Each week, we publish layman’s abstracts of new articles from our prestigious portfolio of journals in statistics. The aim is to highlight the latest research to a broader audience in an accessible format.

The article featured today is from the Canadian Journal of Statistics with the full article now available to read here.

Reza Taheriyoun, A. and Shafie, K. (2022), The estimation of the fractal dimension of a Gaussian field via Euler characteristic. Can J Statistics. https://doi.org/10.1002/cjs.11625

A very challenging problem in making some high-tech instruments is the surface smoothness like Copper plating used in a radio frequency quadrupole vane of accelerators. There is a wide range of methods in the engineering of these parts to obtain smooth metal surfaces. The smooth surfaces usually are examined by operating on the accelerators to attest to their smoothness performance. Therefore, before setting up the metal plates, it is worth measuring the smoothness of their surfaces. The purity of employed metals confirms the crystalline structure in precise scales, which is self-similar pattern. The more purity in metal, the more self-similarity and this produces a fractal eﬀect, which is a significant source of roughness. A fractal surface is not a simple 2-dimensional plane and simply speaking, its Euclidean geometric features show contradictions such as the infinite area on a bounded subset of the surface.
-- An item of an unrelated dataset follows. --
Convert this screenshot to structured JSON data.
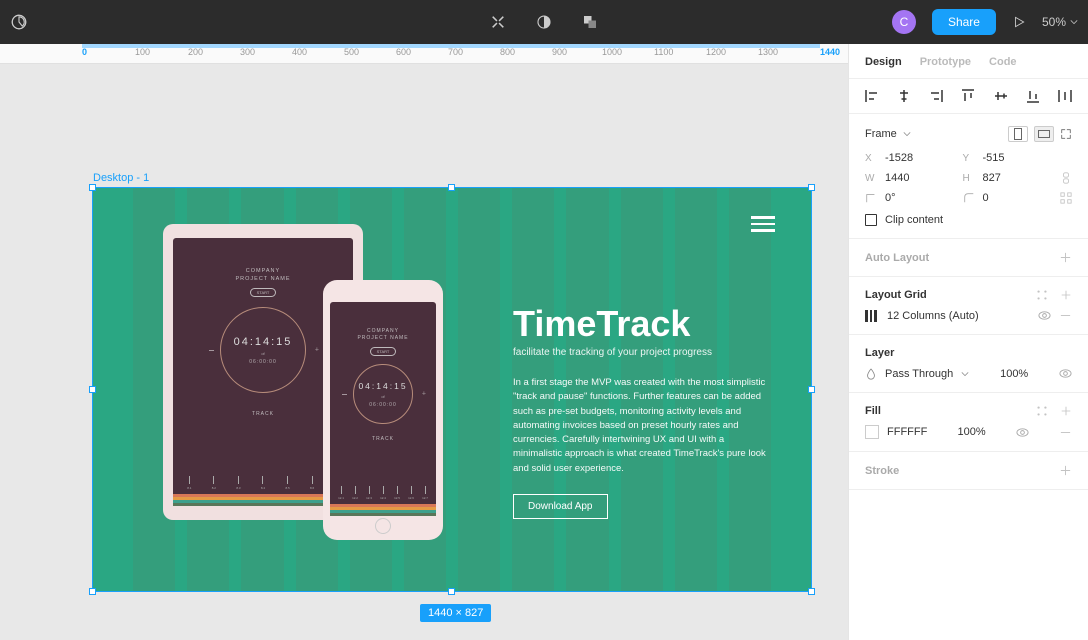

So, it is not possible to demonstrate the features of this kind of plane as a 2-dimensional object and it is neither a 3-dimensional object on a Cartesian system. The other definitions of dimension, such as Hausdorﬀ or box-counting dimensions, are used on these objects instead. It was shown that the Hausdorﬀ dimension of the mentioned surface is in the form of 2 + 1

*α*where*α*is called fractal index and is closely related to the order of Hölder continuity of the surface. For a diﬀerentiable surface that is inevitably smooth, this order is equal to one, and hence this diﬀerentiable surface is a 2-dimensional surface with all the features of Euclidean geometry. The fractal index can be numerically computed in many methods. However, the problem becomes worst when the observed surface is only a realization of a random field. We have access to this only realization only on a lattice and not at each arbitrary point of it. In this case, the realized surface is one of the infinitely many possible surfaces generated under the model brought by the random field. Thus, the problem of estimation of the fractal index induced by the model is highly in demand since, for example it is not a wise idea to put the whole of the Copper plates under an atomic force microscopy to determine its smoothness and according to the laboratory restrictions, there is only access to a small piece of this plate’s information on lattice points. The class of index-*β*Gaussian fields includes almost all the Gaussian fields with this type of realization. This article tries to modify the level crossing approach in one-dimensional fractal objects to*N*-dimensional and practically employs the results for*N*= 2, which is the case of observing surfaces as the model’s realizations. The level crossing method simply counts the number of times a one-dimensional function crosses a threshold. The big number of level crossings is due to the roughness of the function, and there is a hope to find a relationship between the level crossing characteristic and the fractal index. These relationships are kind of scaling laws. Thanks to the Euler characteristic, the concept of level crossing was extended for higher dimensions. Fortunately, a log-log scaling law is obtained for the mean of the Euler characteristics and the bandwidth used to smooth the observed surface using a kernel function. The estimator of the fractal index is based on this scaling law. It is shown that under a suﬃcient condition, the estimator achieves consistency, which guarantees to tend the estimator to the real unknown value of the fractal index as the number of nodes on the observed lattice increases without any increase in the area of the sampling domain. Although this method is applied to surfaces where usually expected as the data with large sizes, the results show that the estimator’s computational cost is low compared to many other methods. The reader can also see the application of the estimator on a real CNC polished Copper surface.